(What is required) Repeat the records below verbatim, and do not copy their pictures.
___ Given information
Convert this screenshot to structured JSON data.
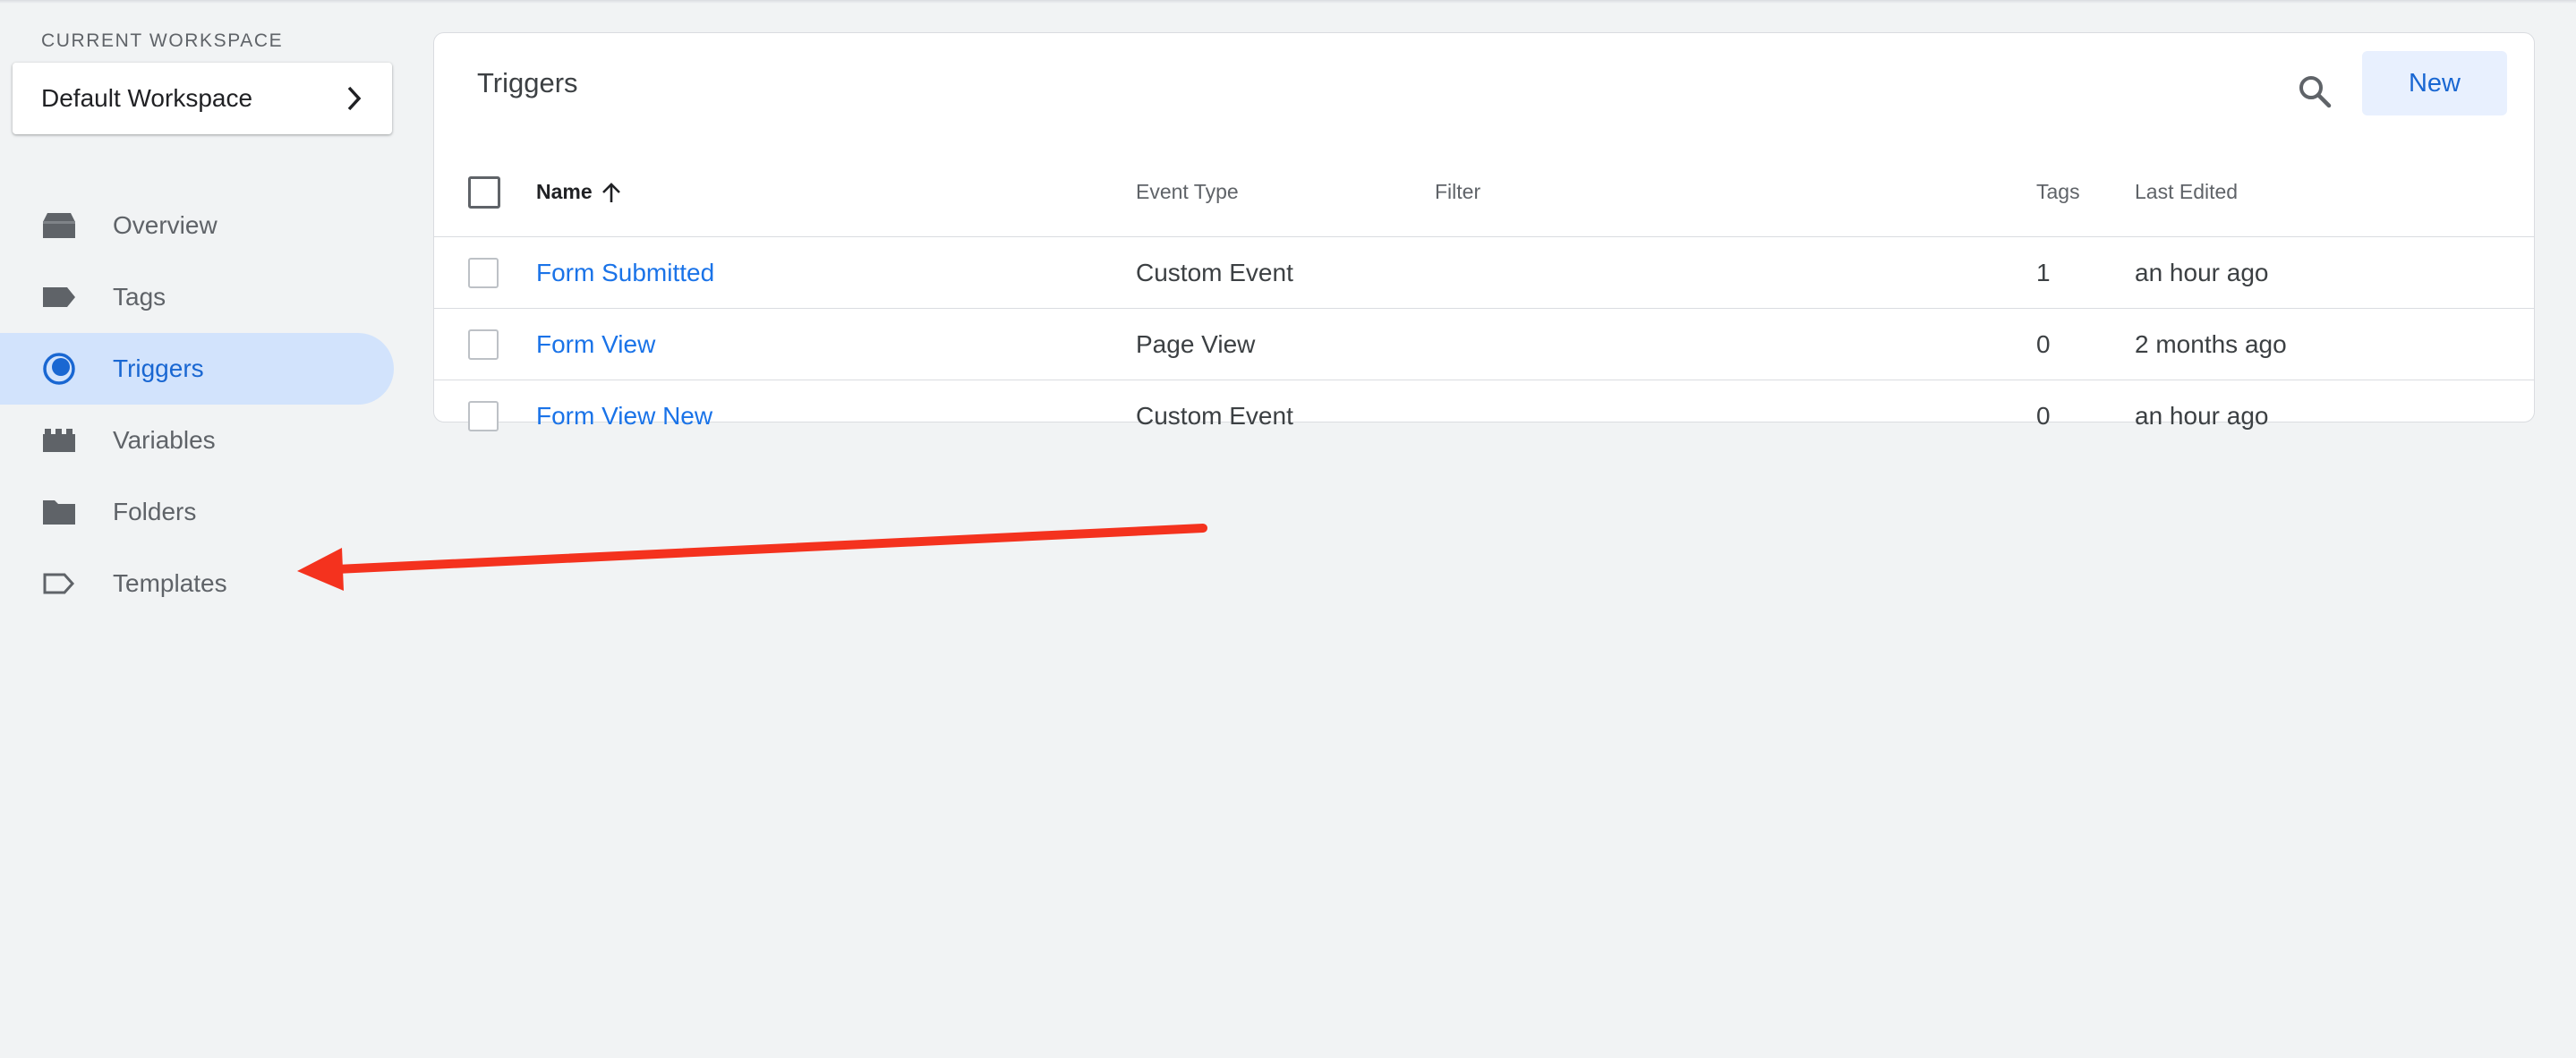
{
  "sidebar": {
    "workspace_label": "CURRENT WORKSPACE",
    "workspace_name": "Default Workspace",
    "items": [
      {
        "label": "Overview",
        "icon": "overview-icon"
      },
      {
        "label": "Tags",
        "icon": "tag-icon"
      },
      {
        "label": "Triggers",
        "icon": "trigger-icon",
        "active": true
      },
      {
        "label": "Variables",
        "icon": "variables-icon"
      },
      {
        "label": "Folders",
        "icon": "folder-icon"
      },
      {
        "label": "Templates",
        "icon": "template-icon"
      }
    ]
  },
  "main": {
    "title": "Triggers",
    "new_label": "New",
    "columns": {
      "name": "Name",
      "event_type": "Event Type",
      "filter": "Filter",
      "tags": "Tags",
      "last_edited": "Last Edited"
    },
    "rows": [
      {
        "name": "Form Submitted",
        "event_type": "Custom Event",
        "filter": "",
        "tags": "1",
        "last_edited": "an hour ago"
      },
      {
        "name": "Form View",
        "event_type": "Page View",
        "filter": "",
        "tags": "0",
        "last_edited": "2 months ago"
      },
      {
        "name": "Form View New",
        "event_type": "Custom Event",
        "filter": "",
        "tags": "0",
        "last_edited": "an hour ago"
      }
    ]
  },
  "colors": {
    "accent": "#1a73e8",
    "active_nav_bg": "#d2e3fc",
    "annotation_arrow": "#f4321e"
  }
}
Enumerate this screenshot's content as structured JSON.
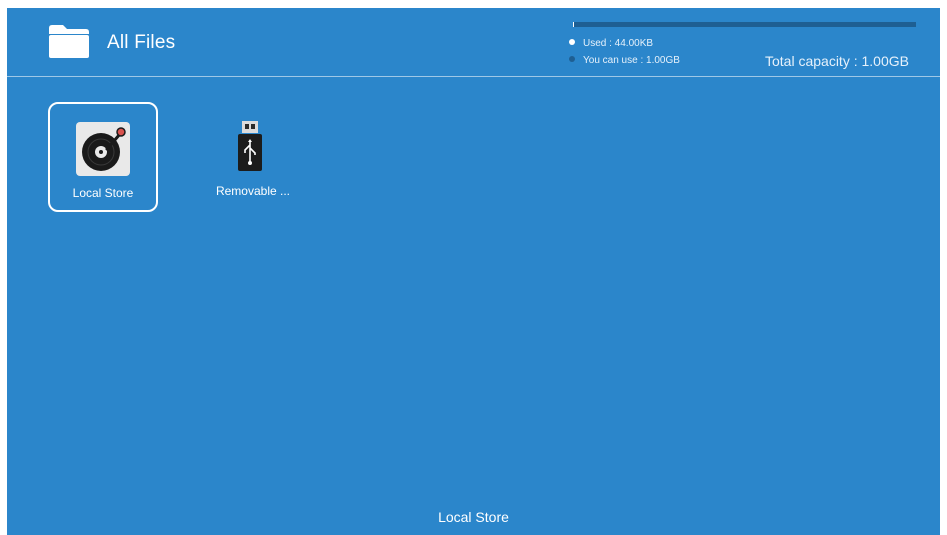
{
  "header": {
    "title": "All Files",
    "icon": "folder-icon"
  },
  "storage": {
    "used_label": "Used : 44.00KB",
    "free_label": "You can use : 1.00GB",
    "total_label": "Total capacity : 1.00GB",
    "used_fraction": 4e-05,
    "used_color": "#ffffff",
    "free_color": "#1e5f93"
  },
  "devices": [
    {
      "label": "Local Store",
      "icon": "turntable-disk-icon",
      "selected": true
    },
    {
      "label": "Removable ...",
      "icon": "usb-drive-icon",
      "selected": false
    }
  ],
  "status": {
    "focused_label": "Local Store"
  },
  "colors": {
    "background": "#2b86cb",
    "accent": "#ffffff"
  }
}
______
(Exercise answer)
Convert this screenshot to structured JSON data.
{
  "sidebar": {
    "workspace_label": "CURRENT WORKSPACE",
    "workspace_name": "Default Workspace",
    "items": [
      {
        "label": "Overview",
        "icon": "overview-icon"
      },
      {
        "label": "Tags",
        "icon": "tag-icon"
      },
      {
        "label": "Triggers",
        "icon": "trigger-icon",
        "active": true
      },
      {
        "label": "Variables",
        "icon": "variables-icon"
      },
      {
        "label": "Folders",
        "icon": "folder-icon"
      },
      {
        "label": "Templates",
        "icon": "template-icon"
      }
    ]
  },
  "main": {
    "title": "Triggers",
    "new_label": "New",
    "columns": {
      "name": "Name",
      "event_type": "Event Type",
      "filter": "Filter",
      "tags": "Tags",
      "last_edited": "Last Edited"
    },
    "rows": [
      {
        "name": "Form Submitted",
        "event_type": "Custom Event",
        "filter": "",
        "tags": "1",
        "last_edited": "an hour ago"
      },
      {
        "name": "Form View",
        "event_type": "Page View",
        "filter": "",
        "tags": "0",
        "last_edited": "2 months ago"
      },
      {
        "name": "Form View New",
        "event_type": "Custom Event",
        "filter": "",
        "tags": "0",
        "last_edited": "an hour ago"
      }
    ]
  },
  "colors": {
    "accent": "#1a73e8",
    "active_nav_bg": "#d2e3fc",
    "annotation_arrow": "#f4321e"
  }
}
Enumerate this screenshot's content as structured JSON.
{
  "header": {
    "title": "All Files",
    "icon": "folder-icon"
  },
  "storage": {
    "used_label": "Used : 44.00KB",
    "free_label": "You can use : 1.00GB",
    "total_label": "Total capacity : 1.00GB",
    "used_fraction": 4e-05,
    "used_color": "#ffffff",
    "free_color": "#1e5f93"
  },
  "devices": [
    {
      "label": "Local Store",
      "icon": "turntable-disk-icon",
      "selected": true
    },
    {
      "label": "Removable ...",
      "icon": "usb-drive-icon",
      "selected": false
    }
  ],
  "status": {
    "focused_label": "Local Store"
  },
  "colors": {
    "background": "#2b86cb",
    "accent": "#ffffff"
  }
}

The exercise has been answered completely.